Data records:
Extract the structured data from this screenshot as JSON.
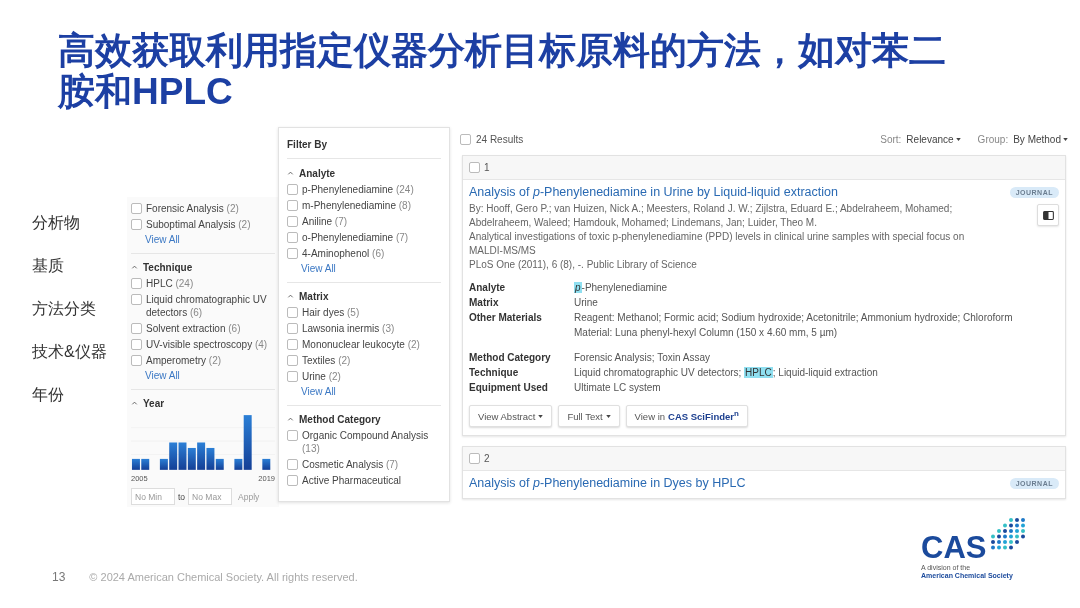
{
  "slide": {
    "title": "高效获取利用指定仪器分析目标原料的方法，如对苯二胺和HPLC",
    "page_number": "13",
    "copyright": "© 2024 American Chemical Society. All rights reserved.",
    "logo": {
      "name": "CAS",
      "line_1": "A division of the",
      "line_2": "American Chemical Society"
    }
  },
  "side_labels": [
    "分析物",
    "基质",
    "方法分类",
    "技术&仪器",
    "年份"
  ],
  "filter_left": {
    "sections": [
      {
        "kind": "list",
        "options": [
          {
            "label": "Forensic Analysis",
            "count": "(2)",
            "checked": false
          },
          {
            "label": "Suboptimal Analysis",
            "count": "(2)",
            "checked": false
          }
        ],
        "view_all": "View All"
      },
      {
        "kind": "list",
        "heading": "Technique",
        "expanded": true,
        "options": [
          {
            "label": "HPLC",
            "count": "(24)",
            "checked": false
          },
          {
            "label": "Liquid chromatographic UV detectors",
            "count": "(6)",
            "checked": false
          },
          {
            "label": "Solvent extraction",
            "count": "(6)",
            "checked": false
          },
          {
            "label": "UV-visible spectroscopy",
            "count": "(4)",
            "checked": false
          },
          {
            "label": "Amperometry",
            "count": "(2)",
            "checked": false
          }
        ],
        "view_all": "View All"
      },
      {
        "kind": "year",
        "heading": "Year",
        "expanded": true,
        "axis_start": "2005",
        "axis_end": "2019",
        "min_placeholder": "No Min",
        "separator": "to",
        "max_placeholder": "No Max",
        "apply": {
          "label": "Apply",
          "disabled": true
        }
      }
    ]
  },
  "filter_panel": {
    "title": "Filter By",
    "sections": [
      {
        "kind": "list",
        "heading": "Analyte",
        "expanded": true,
        "options": [
          {
            "label": "p-Phenylenediamine",
            "count": "(24)",
            "checked": false
          },
          {
            "label": "m-Phenylenediamine",
            "count": "(8)",
            "checked": false
          },
          {
            "label": "Aniline",
            "count": "(7)",
            "checked": false
          },
          {
            "label": "o-Phenylenediamine",
            "count": "(7)",
            "checked": false
          },
          {
            "label": "4-Aminophenol",
            "count": "(6)",
            "checked": false
          }
        ],
        "view_all": "View All"
      },
      {
        "kind": "list",
        "heading": "Matrix",
        "expanded": true,
        "options": [
          {
            "label": "Hair dyes",
            "count": "(5)",
            "checked": false
          },
          {
            "label": "Lawsonia inermis",
            "count": "(3)",
            "checked": false
          },
          {
            "label": "Mononuclear leukocyte",
            "count": "(2)",
            "checked": false
          },
          {
            "label": "Textiles",
            "count": "(2)",
            "checked": false
          },
          {
            "label": "Urine",
            "count": "(2)",
            "checked": false
          }
        ],
        "view_all": "View All"
      },
      {
        "kind": "list",
        "heading": "Method Category",
        "expanded": true,
        "options": [
          {
            "label": "Organic Compound Analysis",
            "count": "(13)",
            "checked": false
          },
          {
            "label": "Cosmetic Analysis",
            "count": "(7)",
            "checked": false
          },
          {
            "label": "Active Pharmaceutical",
            "checked": false
          }
        ]
      }
    ]
  },
  "results": {
    "count_label": "24 Results",
    "select_all_checked": false,
    "sort": {
      "label": "Sort:",
      "value": "Relevance"
    },
    "group": {
      "label": "Group:",
      "value": "By Method"
    },
    "items": [
      {
        "number": "1",
        "checked": false,
        "title": "Analysis of *p*-Phenylenediamine in Urine by Liquid-liquid extraction",
        "badge": "JOURNAL",
        "authors": "By: Hooff, Gero P.; van Huizen, Nick A.; Meesters, Roland J. W.; Zijlstra, Eduard E.; Abdelraheem, Mohamed; Abdelraheem, Waleed; Hamdouk, Mohamed; Lindemans, Jan; Luider, Theo M.",
        "abstract": "Analytical investigations of toxic p-phenylenediamine (PPD) levels in clinical urine samples with special focus on MALDI-MS/MS",
        "source": "PLoS One (2011), 6 (8), -. Public Library of Science",
        "fields": [
          {
            "label": "Analyte",
            "segments": [
              {
                "text": "*p*",
                "highlight": true
              },
              {
                "text": "-Phenylenediamine",
                "highlight": false
              }
            ]
          },
          {
            "label": "Matrix",
            "segments": [
              {
                "text": "Urine",
                "highlight": false
              }
            ]
          },
          {
            "label": "Other Materials",
            "segments": [
              {
                "text": "Reagent: Methanol; Formic acid; Sodium hydroxide; Acetonitrile; Ammonium hydroxide; Chloroform Material: Luna phenyl-hexyl Column (150 x 4.60 mm, 5 µm)",
                "highlight": false
              }
            ]
          },
          {
            "label": "Method Category",
            "segments": [
              {
                "text": "Forensic Analysis; Toxin Assay",
                "highlight": false
              }
            ]
          },
          {
            "label": "Technique",
            "segments": [
              {
                "text": "Liquid chromatographic UV detectors; ",
                "highlight": false
              },
              {
                "text": "HPLC",
                "highlight": true
              },
              {
                "text": "; Liquid-liquid extraction",
                "highlight": false
              }
            ]
          },
          {
            "label": "Equipment Used",
            "segments": [
              {
                "text": "Ultimate LC system",
                "highlight": false
              }
            ]
          }
        ],
        "buttons": [
          {
            "kind": "dropdown",
            "label": "View Abstract"
          },
          {
            "kind": "dropdown",
            "label": "Full Text"
          },
          {
            "kind": "brand",
            "label": "View in",
            "brand": "CAS SciFinder$^{n}$"
          }
        ]
      },
      {
        "number": "2",
        "checked": false,
        "title": "Analysis of *p*-Phenylenediamine in Dyes by HPLC",
        "badge": "JOURNAL"
      }
    ]
  }
}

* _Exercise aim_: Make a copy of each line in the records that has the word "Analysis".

* _Answer for this exercise_:
            "label": "Forensic Analysis",
            "label": "Suboptimal Analysis",
            "label": "Organic Compound Analysis",
            "label": "Cosmetic Analysis",
        "title": "Analysis of *p*-Phenylenediamine in Urine by Liquid-liquid extraction",
                "text": "Forensic Analysis; Toxin Assay",
        "title": "Analysis of *p*-Phenylenediamine in Dyes by HPLC",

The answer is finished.